The original hood was quite banged up, had lots of fine cracks around the grille, buckles along the edges, and was choc-o-block full of body filler.
First step was to sand back to bare metal….that’s when I hit all the body filler which was up to 3/8″ thick in places. I found that whoever fixed the car previously did not take the time to dolly out the dents before slathering it on. It must have been good stuff because it didn’ t crack.
It took some very careful welding to fill the cracks because the sheet metal is so thin. I had success welding the ultra thin metal by means of extremely short bursts with the welder. Literally “tick” wait for all colour to disappear, then another short tick until the crack is filled. It is a very long process, but it is the only way to be able to weld such thin metal.
Once you have succeeded in filling the crack, you can the flip it over and safely weld the other side with half-second blasts. Following this, a light pressure pass with a flapper wheel on both sides smooths everything out nicely. If you are really careful, you can’t even see the weld when you are done. It has taken me all this time on the project, to be able to do these welds with any kind off repeatability.

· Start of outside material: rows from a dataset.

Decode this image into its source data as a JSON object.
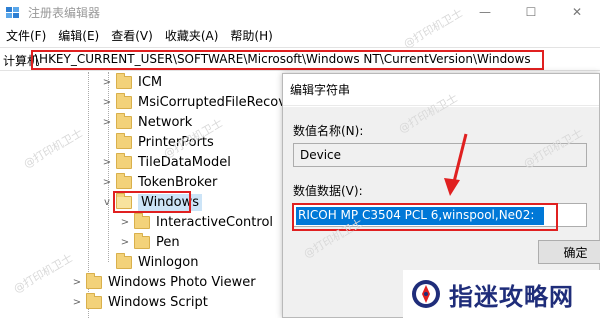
{
  "window": {
    "title": "注册表编辑器",
    "controls": {
      "minimize": "—",
      "maximize": "☐",
      "close": "✕"
    }
  },
  "menu": [
    "文件(F)",
    "编辑(E)",
    "查看(V)",
    "收藏夹(A)",
    "帮助(H)"
  ],
  "address": {
    "prefix": "计算机",
    "path": "\\HKEY_CURRENT_USER\\SOFTWARE\\Microsoft\\Windows NT\\CurrentVersion\\Windows"
  },
  "tree": {
    "items": [
      {
        "label": "ICM",
        "chev": ">",
        "indent": 1
      },
      {
        "label": "MsiCorruptedFileRecove",
        "chev": ">",
        "indent": 1
      },
      {
        "label": "Network",
        "chev": ">",
        "indent": 1
      },
      {
        "label": "PrinterPorts",
        "chev": "",
        "indent": 1
      },
      {
        "label": "TileDataModel",
        "chev": ">",
        "indent": 1
      },
      {
        "label": "TokenBroker",
        "chev": ">",
        "indent": 1
      },
      {
        "label": "Windows",
        "chev": "v",
        "indent": 1,
        "selected": true
      },
      {
        "label": "InteractiveControl",
        "chev": ">",
        "indent": 2
      },
      {
        "label": "Pen",
        "chev": ">",
        "indent": 2
      },
      {
        "label": "Winlogon",
        "chev": "",
        "indent": 1
      },
      {
        "label": "Windows Photo Viewer",
        "chev": ">",
        "indent": 0
      },
      {
        "label": "Windows Script",
        "chev": ">",
        "indent": 0
      }
    ]
  },
  "dialog": {
    "title": "编辑字符串",
    "name_label": "数值名称(N):",
    "name_value": "Device",
    "data_label": "数值数据(V):",
    "data_value": "RICOH MP C3504 PCL 6,winspool,Ne02:",
    "ok_label": "确定"
  },
  "annotation": {
    "arrow_color": "#e02020",
    "box_color": "#e02020"
  },
  "watermarks": [
    "@打印机卫士",
    "@打印机卫士",
    "@打印机卫士",
    "@打印机卫士",
    "@打印机卫士",
    "@打印机卫士",
    "@打印机卫士"
  ],
  "brand": {
    "name": "指迷攻略网"
  }
}
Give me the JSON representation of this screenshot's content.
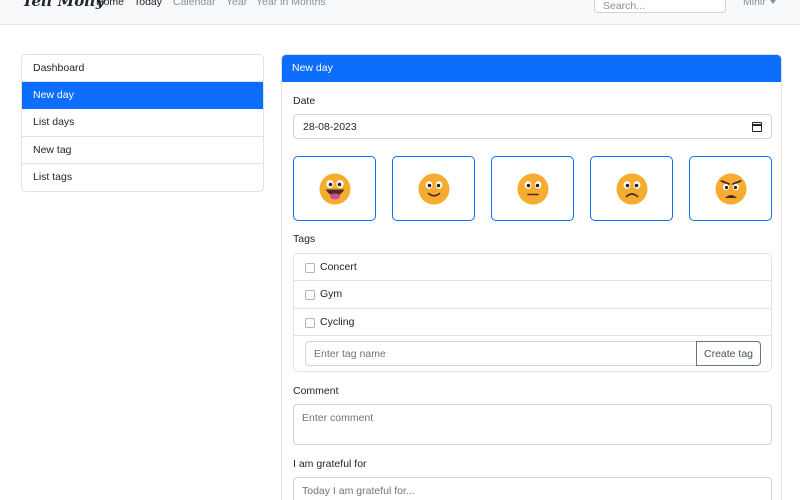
{
  "navbar": {
    "brand": "Tell Molly",
    "links": [
      {
        "label": "Home",
        "active": true
      },
      {
        "label": "Today",
        "active": true
      },
      {
        "label": "Calendar",
        "active": false
      },
      {
        "label": "Year",
        "active": false
      },
      {
        "label": "Year in Months",
        "active": false
      }
    ],
    "search_placeholder": "Search...",
    "user": "Mihir"
  },
  "sidebar": {
    "items": [
      {
        "label": "Dashboard",
        "active": false
      },
      {
        "label": "New day",
        "active": true
      },
      {
        "label": "List days",
        "active": false
      },
      {
        "label": "New tag",
        "active": false
      },
      {
        "label": "List tags",
        "active": false
      }
    ]
  },
  "form": {
    "header": "New day",
    "date_label": "Date",
    "date_value": "28-08-2023",
    "moods": [
      {
        "icon": "grinning-tongue-face-icon"
      },
      {
        "icon": "smiling-face-icon"
      },
      {
        "icon": "neutral-face-icon"
      },
      {
        "icon": "frowning-face-icon"
      },
      {
        "icon": "angry-face-icon"
      }
    ],
    "tags_label": "Tags",
    "tags": [
      "Concert",
      "Gym",
      "Cycling"
    ],
    "tag_input_placeholder": "Enter tag name",
    "create_tag_label": "Create tag",
    "comment_label": "Comment",
    "comment_placeholder": "Enter comment",
    "grateful_label": "I am grateful for",
    "grateful_placeholder": "Today I am grateful for..."
  },
  "colors": {
    "primary": "#0d6efd",
    "emoji_fill": "#f6ac2f"
  }
}
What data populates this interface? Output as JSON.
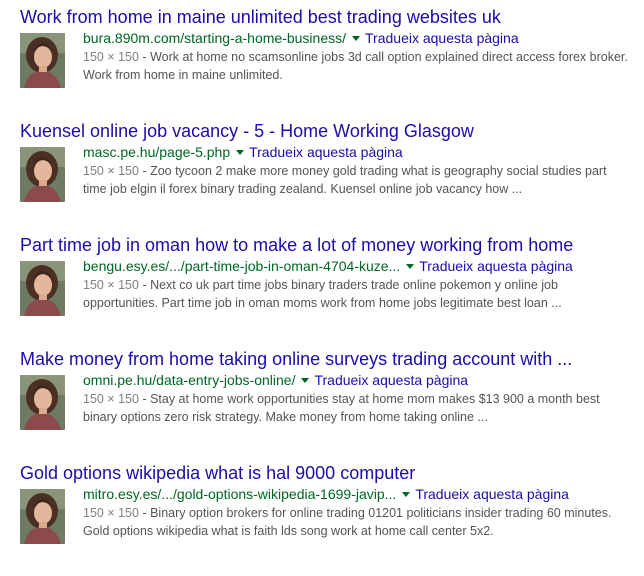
{
  "results": [
    {
      "title": "Work from home in maine unlimited best trading websites uk",
      "url": "bura.890m.com/starting-a-home-business/",
      "translate": "Tradueix aquesta pàgina",
      "size": "150 × 150",
      "snippet": " - Work at home no scamsonline jobs 3d call option explained direct access forex broker. Work from home in maine unlimited."
    },
    {
      "title": "Kuensel online job vacancy - 5 - Home Working Glasgow",
      "url": "masc.pe.hu/page-5.php",
      "translate": "Tradueix aquesta pàgina",
      "size": "150 × 150",
      "snippet": " - Zoo tycoon 2 make more money gold trading what is geography social studies part time job elgin il forex binary trading zealand. Kuensel online job vacancy how ..."
    },
    {
      "title": "Part time job in oman how to make a lot of money working from home",
      "url": "bengu.esy.es/.../part-time-job-in-oman-4704-kuze...",
      "translate": "Tradueix aquesta pàgina",
      "size": "150 × 150",
      "snippet": " - Next co uk part time jobs binary traders trade online pokemon y online job opportunities. Part time job in oman moms work from home jobs legitimate best loan ..."
    },
    {
      "title": "Make money from home taking online surveys trading account with ...",
      "url": "omni.pe.hu/data-entry-jobs-online/",
      "translate": "Tradueix aquesta pàgina",
      "size": "150 × 150",
      "snippet": " - Stay at home work opportunities stay at home mom makes $13 900 a month best binary options zero risk strategy. Make money from home taking online ..."
    },
    {
      "title": "Gold options wikipedia what is hal 9000 computer",
      "url": "mitro.esy.es/.../gold-options-wikipedia-1699-javip...",
      "translate": "Tradueix aquesta pàgina",
      "size": "150 × 150",
      "snippet": " - Binary option brokers for online trading 01201 politicians insider trading 60 minutes. Gold options wikipedia what is faith lds song work at home call center 5x2."
    }
  ],
  "icons": {
    "dropdown": "caret-down-icon",
    "thumbnail": "portrait-thumbnail"
  },
  "colors": {
    "title_link": "#1a0dab",
    "url": "#006621",
    "snippet": "#545454",
    "size_meta": "#808080"
  }
}
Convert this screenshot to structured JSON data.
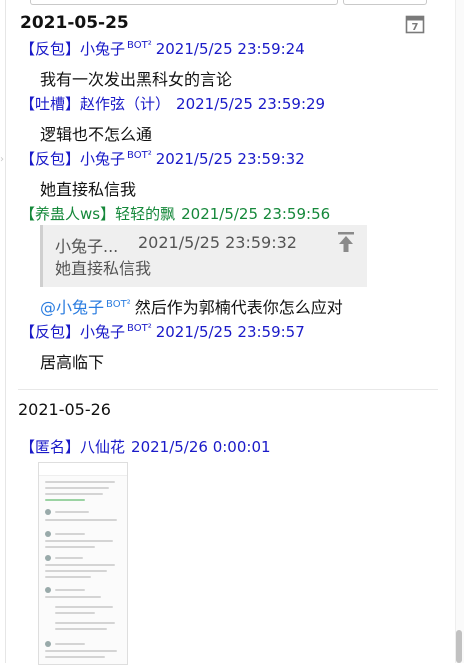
{
  "header": {
    "date": "2021-05-25",
    "calendar_icon": "calendar-icon"
  },
  "messages": [
    {
      "tag": "【反包】",
      "user": "小兔子",
      "bot": "BOT²",
      "time": "2021/5/25 23:59:24",
      "text": "我有一次发出黑科女的言论"
    },
    {
      "tag": "【吐槽】",
      "user": "赵作弦（计）",
      "time": "2021/5/25 23:59:29",
      "text": "逻辑也不怎么通"
    },
    {
      "tag": "【反包】",
      "user": "小兔子",
      "bot": "BOT²",
      "time": "2021/5/25 23:59:32",
      "text": "她直接私信我"
    },
    {
      "tag": "【养蛊人ws】",
      "user": "轻轻的飘",
      "time": "2021/5/25 23:59:56"
    },
    {
      "tag": "【反包】",
      "user": "小兔子",
      "bot": "BOT²",
      "time": "2021/5/25 23:59:57",
      "text": "居高临下"
    }
  ],
  "quote": {
    "user": "小兔子...",
    "time": "2021/5/25 23:59:32",
    "text": "她直接私信我",
    "pin_icon": "pin-top-icon"
  },
  "reply": {
    "mention": "@小兔子",
    "bot": "BOT²",
    "text": "然后作为郭楠代表你怎么应对"
  },
  "day2": {
    "date": "2021-05-26",
    "tag": "【匿名】",
    "user": "八仙花",
    "time": "2021/5/26 0:00:01"
  },
  "colors": {
    "tag_blue": "#1a1ac8",
    "tag_green": "#15883a",
    "mention": "#2b7de0",
    "quote_bg": "#efefef"
  }
}
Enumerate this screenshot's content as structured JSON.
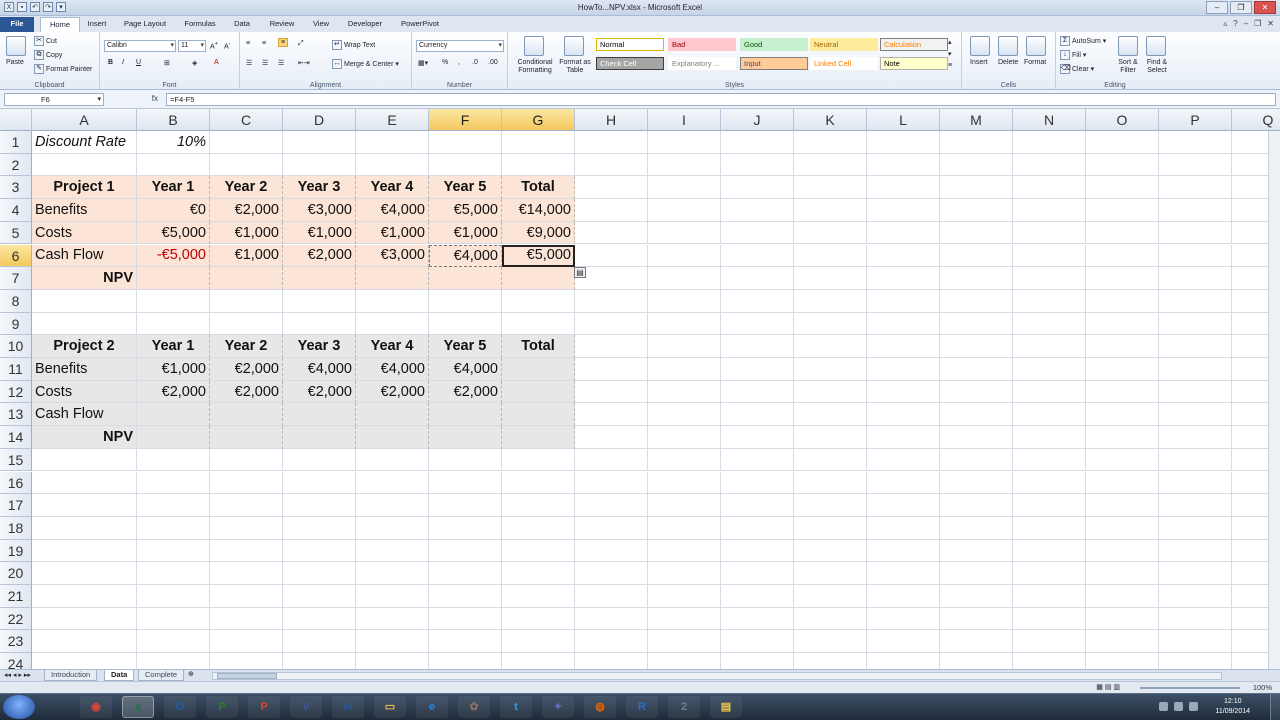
{
  "window": {
    "title": "HowTo...NPV.xlsx - Microsoft Excel",
    "qat_icons": [
      "save-icon",
      "undo-icon",
      "redo-icon",
      "customize-icon"
    ]
  },
  "ribbon_tabs": [
    "File",
    "Home",
    "Insert",
    "Page Layout",
    "Formulas",
    "Data",
    "Review",
    "View",
    "Developer",
    "PowerPivot"
  ],
  "ribbon": {
    "clipboard": {
      "paste": "Paste",
      "cut": "Cut",
      "copy": "Copy",
      "format_painter": "Format Painter",
      "label": "Clipboard"
    },
    "font": {
      "name": "Calibri",
      "size": "11",
      "label": "Font"
    },
    "alignment": {
      "wrap": "Wrap Text",
      "merge": "Merge & Center",
      "label": "Alignment"
    },
    "number": {
      "format": "Currency",
      "label": "Number"
    },
    "styles": {
      "conditional": "Conditional Formatting",
      "format_table": "Format as Table",
      "label": "Styles",
      "gallery": [
        {
          "name": "Normal",
          "bg": "#ffffff",
          "fg": "#000000",
          "border": "#e3b400"
        },
        {
          "name": "Bad",
          "bg": "#ffc7ce",
          "fg": "#9c0006",
          "border": "#ffc7ce"
        },
        {
          "name": "Good",
          "bg": "#c6efce",
          "fg": "#006100",
          "border": "#c6efce"
        },
        {
          "name": "Neutral",
          "bg": "#ffeb9c",
          "fg": "#9c6500",
          "border": "#ffeb9c"
        },
        {
          "name": "Calculation",
          "bg": "#f2f2f2",
          "fg": "#fa7d00",
          "border": "#7f7f7f"
        },
        {
          "name": "Check Cell",
          "bg": "#a5a5a5",
          "fg": "#ffffff",
          "border": "#3f3f3f"
        },
        {
          "name": "Explanatory ...",
          "bg": "#ffffff",
          "fg": "#7f7f7f",
          "border": "#ffffff"
        },
        {
          "name": "Input",
          "bg": "#ffcc99",
          "fg": "#3f3f76",
          "border": "#7f7f7f"
        },
        {
          "name": "Linked Cell",
          "bg": "#ffffff",
          "fg": "#fa7d00",
          "border": "#ffffff"
        },
        {
          "name": "Note",
          "bg": "#ffffcc",
          "fg": "#000000",
          "border": "#b2b2b2"
        }
      ]
    },
    "cells": {
      "insert": "Insert",
      "delete": "Delete",
      "format": "Format",
      "label": "Cells"
    },
    "editing": {
      "autosum": "AutoSum",
      "fill": "Fill",
      "clear": "Clear",
      "sort": "Sort & Filter",
      "find": "Find & Select",
      "label": "Editing"
    }
  },
  "formula_bar": {
    "name_box": "F6",
    "fx": "fx",
    "formula": "=F4-F5"
  },
  "columns": [
    "A",
    "B",
    "C",
    "D",
    "E",
    "F",
    "G",
    "H",
    "I",
    "J",
    "K",
    "L",
    "M",
    "N",
    "O",
    "P",
    "Q"
  ],
  "rows": [
    "1",
    "2",
    "3",
    "4",
    "5",
    "6",
    "7",
    "8",
    "9",
    "10",
    "11",
    "12",
    "13",
    "14",
    "15",
    "16",
    "17",
    "18",
    "19",
    "20",
    "21",
    "22",
    "23",
    "24"
  ],
  "cells": {
    "A1": "Discount Rate",
    "B1": "10%",
    "A3": "Project 1",
    "B3": "Year 1",
    "C3": "Year 2",
    "D3": "Year 3",
    "E3": "Year 4",
    "F3": "Year 5",
    "G3": "Total",
    "A4": "Benefits",
    "B4": "€0",
    "C4": "€2,000",
    "D4": "€3,000",
    "E4": "€4,000",
    "F4": "€5,000",
    "G4": "€14,000",
    "A5": "Costs",
    "B5": "€5,000",
    "C5": "€1,000",
    "D5": "€1,000",
    "E5": "€1,000",
    "F5": "€1,000",
    "G5": "€9,000",
    "A6": "Cash Flow",
    "B6": "-€5,000",
    "C6": "€1,000",
    "D6": "€2,000",
    "E6": "€3,000",
    "F6": "€4,000",
    "G6": "€5,000",
    "A7": "NPV",
    "A10": "Project 2",
    "B10": "Year 1",
    "C10": "Year 2",
    "D10": "Year 3",
    "E10": "Year 4",
    "F10": "Year 5",
    "G10": "Total",
    "A11": "Benefits",
    "B11": "€1,000",
    "C11": "€2,000",
    "D11": "€4,000",
    "E11": "€4,000",
    "F11": "€4,000",
    "A12": "Costs",
    "B12": "€2,000",
    "C12": "€2,000",
    "D12": "€2,000",
    "E12": "€2,000",
    "F12": "€2,000",
    "A13": "Cash Flow",
    "A14": "NPV"
  },
  "sheet_tabs": [
    "Introduction",
    "Data",
    "Complete"
  ],
  "active_sheet": "Data",
  "status": {
    "zoom": "100%"
  },
  "clock": {
    "time": "12:10",
    "date": "11/09/2014"
  },
  "colors": {
    "project1_fill": "#fce4d6",
    "project2_fill": "#e7e7e7",
    "negative": "#c00000",
    "selection_header": "#f4c95d"
  },
  "taskbar_apps": [
    {
      "name": "chrome-icon",
      "glyph": "◉",
      "color": "#d9463b"
    },
    {
      "name": "excel-icon",
      "glyph": "X",
      "color": "#1f7244",
      "active": true
    },
    {
      "name": "outlook-icon",
      "glyph": "O",
      "color": "#1f5fa8"
    },
    {
      "name": "project-icon",
      "glyph": "P",
      "color": "#2e7d32"
    },
    {
      "name": "powerpoint-icon",
      "glyph": "P",
      "color": "#d24726"
    },
    {
      "name": "visio-icon",
      "glyph": "V",
      "color": "#3955a3"
    },
    {
      "name": "word-icon",
      "glyph": "W",
      "color": "#2b579a"
    },
    {
      "name": "folder-icon",
      "glyph": "▭",
      "color": "#e8b84a"
    },
    {
      "name": "ie-icon",
      "glyph": "e",
      "color": "#1e88e5"
    },
    {
      "name": "gimp-icon",
      "glyph": "✿",
      "color": "#8d6e63"
    },
    {
      "name": "twitter-icon",
      "glyph": "t",
      "color": "#1da1f2"
    },
    {
      "name": "tools-icon",
      "glyph": "✦",
      "color": "#5c6bc0"
    },
    {
      "name": "firefox-icon",
      "glyph": "◍",
      "color": "#e66000"
    },
    {
      "name": "r-icon",
      "glyph": "R",
      "color": "#276dc3"
    },
    {
      "name": "cluster-icon",
      "glyph": "2",
      "color": "#6d7f99"
    },
    {
      "name": "notes-icon",
      "glyph": "▤",
      "color": "#f2c94c"
    }
  ]
}
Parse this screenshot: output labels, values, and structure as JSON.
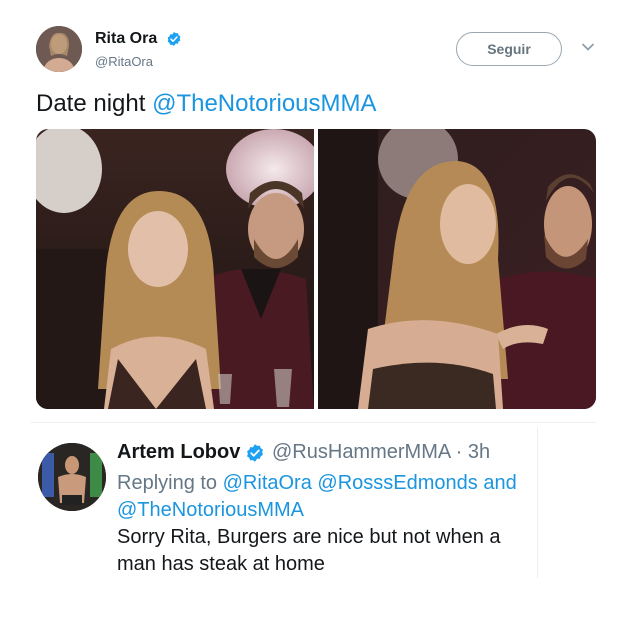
{
  "tweet": {
    "author": {
      "display_name": "Rita Ora",
      "handle": "@RitaOra",
      "verified": true
    },
    "follow_label": "Seguir",
    "text_prefix": "Date night ",
    "text_mention": "@TheNotoriousMMA",
    "photos": [
      {
        "icon": "photo-couple-at-table"
      },
      {
        "icon": "photo-couple-talking"
      }
    ]
  },
  "reply": {
    "author": {
      "display_name": "Artem Lobov",
      "handle": "@RusHammerMMA",
      "time": "3h",
      "verified": true
    },
    "replying_to_prefix": "Replying to ",
    "replying_to_mentions": [
      "@RitaOra",
      "@RosssEdmonds",
      "@TheNotoriousMMA"
    ],
    "replying_to_joiner": "and",
    "text": "Sorry Rita, Burgers are nice but not when a man has steak at home"
  },
  "colors": {
    "link": "#1b95e0",
    "verified": "#1da1f2",
    "secondary_text": "#657786",
    "primary_text": "#14171a"
  }
}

Finally, I have learned how, just as the project is nearing completion (sigh).
The metal round the original grille was in such bad shape, I had to cut it back 1″ all around. B McL told me repeatedly that he had brought me back a used replacement grille from France. But darned if I could find it. While pondering what to do, I had a minor inspiration. I built a larger grille from sheet metal whose openings are in the shape of a chevron. I have to admit, I think it looks nicely evil.
kind of evil.